- _Task brief_: Repeat all of the entries, please, keeping each line exact.

[Opening Listed entries section]

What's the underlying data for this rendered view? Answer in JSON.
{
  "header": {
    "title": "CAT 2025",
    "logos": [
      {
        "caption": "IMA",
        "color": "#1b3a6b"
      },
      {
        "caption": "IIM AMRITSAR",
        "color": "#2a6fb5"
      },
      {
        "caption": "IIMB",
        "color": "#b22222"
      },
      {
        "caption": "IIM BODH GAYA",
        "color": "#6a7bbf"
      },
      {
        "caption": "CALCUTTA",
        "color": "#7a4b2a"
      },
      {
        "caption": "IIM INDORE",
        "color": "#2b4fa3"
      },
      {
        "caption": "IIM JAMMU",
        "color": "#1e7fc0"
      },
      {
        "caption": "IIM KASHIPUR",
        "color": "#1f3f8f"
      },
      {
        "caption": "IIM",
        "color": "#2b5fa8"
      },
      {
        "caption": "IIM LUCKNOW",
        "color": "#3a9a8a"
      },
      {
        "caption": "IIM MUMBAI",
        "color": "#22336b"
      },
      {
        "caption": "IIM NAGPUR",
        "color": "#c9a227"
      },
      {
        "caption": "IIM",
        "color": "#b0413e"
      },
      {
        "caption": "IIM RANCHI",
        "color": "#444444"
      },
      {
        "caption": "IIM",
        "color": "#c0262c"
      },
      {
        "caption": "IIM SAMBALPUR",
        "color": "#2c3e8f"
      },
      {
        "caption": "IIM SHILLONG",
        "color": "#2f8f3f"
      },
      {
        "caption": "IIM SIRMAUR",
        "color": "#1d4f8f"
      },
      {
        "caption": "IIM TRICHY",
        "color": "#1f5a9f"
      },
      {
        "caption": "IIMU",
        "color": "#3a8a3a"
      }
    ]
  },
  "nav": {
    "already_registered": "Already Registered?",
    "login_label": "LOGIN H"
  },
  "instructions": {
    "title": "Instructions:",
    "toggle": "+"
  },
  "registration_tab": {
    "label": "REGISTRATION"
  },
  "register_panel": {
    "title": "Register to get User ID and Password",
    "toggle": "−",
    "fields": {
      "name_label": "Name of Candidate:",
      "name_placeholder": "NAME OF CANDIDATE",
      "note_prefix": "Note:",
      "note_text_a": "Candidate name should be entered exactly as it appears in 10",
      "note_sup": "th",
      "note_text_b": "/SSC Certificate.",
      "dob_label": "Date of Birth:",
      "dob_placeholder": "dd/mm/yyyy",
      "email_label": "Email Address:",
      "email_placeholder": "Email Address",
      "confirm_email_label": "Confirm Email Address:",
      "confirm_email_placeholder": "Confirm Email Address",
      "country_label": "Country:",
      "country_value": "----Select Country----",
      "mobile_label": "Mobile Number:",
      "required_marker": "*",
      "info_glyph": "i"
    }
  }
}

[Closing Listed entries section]

- _Exercise answer_:
What's the underlying data for this rendered view? Answer in JSON.
{
  "header": {
    "title": "CAT 2025",
    "logos": [
      {
        "caption": "IMA",
        "color": "#1b3a6b"
      },
      {
        "caption": "IIM AMRITSAR",
        "color": "#2a6fb5"
      },
      {
        "caption": "IIMB",
        "color": "#b22222"
      },
      {
        "caption": "IIM BODH GAYA",
        "color": "#6a7bbf"
      },
      {
        "caption": "CALCUTTA",
        "color": "#7a4b2a"
      },
      {
        "caption": "IIM INDORE",
        "color": "#2b4fa3"
      },
      {
        "caption": "IIM JAMMU",
        "color": "#1e7fc0"
      },
      {
        "caption": "IIM KASHIPUR",
        "color": "#1f3f8f"
      },
      {
        "caption": "IIM",
        "color": "#2b5fa8"
      },
      {
        "caption": "IIM LUCKNOW",
        "color": "#3a9a8a"
      },
      {
        "caption": "IIM MUMBAI",
        "color": "#22336b"
      },
      {
        "caption": "IIM NAGPUR",
        "color": "#c9a227"
      },
      {
        "caption": "IIM",
        "color": "#b0413e"
      },
      {
        "caption": "IIM RANCHI",
        "color": "#444444"
      },
      {
        "caption": "IIM",
        "color": "#c0262c"
      },
      {
        "caption": "IIM SAMBALPUR",
        "color": "#2c3e8f"
      },
      {
        "caption": "IIM SHILLONG",
        "color": "#2f8f3f"
      },
      {
        "caption": "IIM SIRMAUR",
        "color": "#1d4f8f"
      },
      {
        "caption": "IIM TRICHY",
        "color": "#1f5a9f"
      },
      {
        "caption": "IIMU",
        "color": "#3a8a3a"
      }
    ]
  },
  "nav": {
    "already_registered": "Already Registered?",
    "login_label": "LOGIN H"
  },
  "instructions": {
    "title": "Instructions:",
    "toggle": "+"
  },
  "registration_tab": {
    "label": "REGISTRATION"
  },
  "register_panel": {
    "title": "Register to get User ID and Password",
    "toggle": "−",
    "fields": {
      "name_label": "Name of Candidate:",
      "name_placeholder": "NAME OF CANDIDATE",
      "note_prefix": "Note:",
      "note_text_a": "Candidate name should be entered exactly as it appears in 10",
      "note_sup": "th",
      "note_text_b": "/SSC Certificate.",
      "dob_label": "Date of Birth:",
      "dob_placeholder": "dd/mm/yyyy",
      "email_label": "Email Address:",
      "email_placeholder": "Email Address",
      "confirm_email_label": "Confirm Email Address:",
      "confirm_email_placeholder": "Confirm Email Address",
      "country_label": "Country:",
      "country_value": "----Select Country----",
      "mobile_label": "Mobile Number:",
      "required_marker": "*",
      "info_glyph": "i"
    }
  }
}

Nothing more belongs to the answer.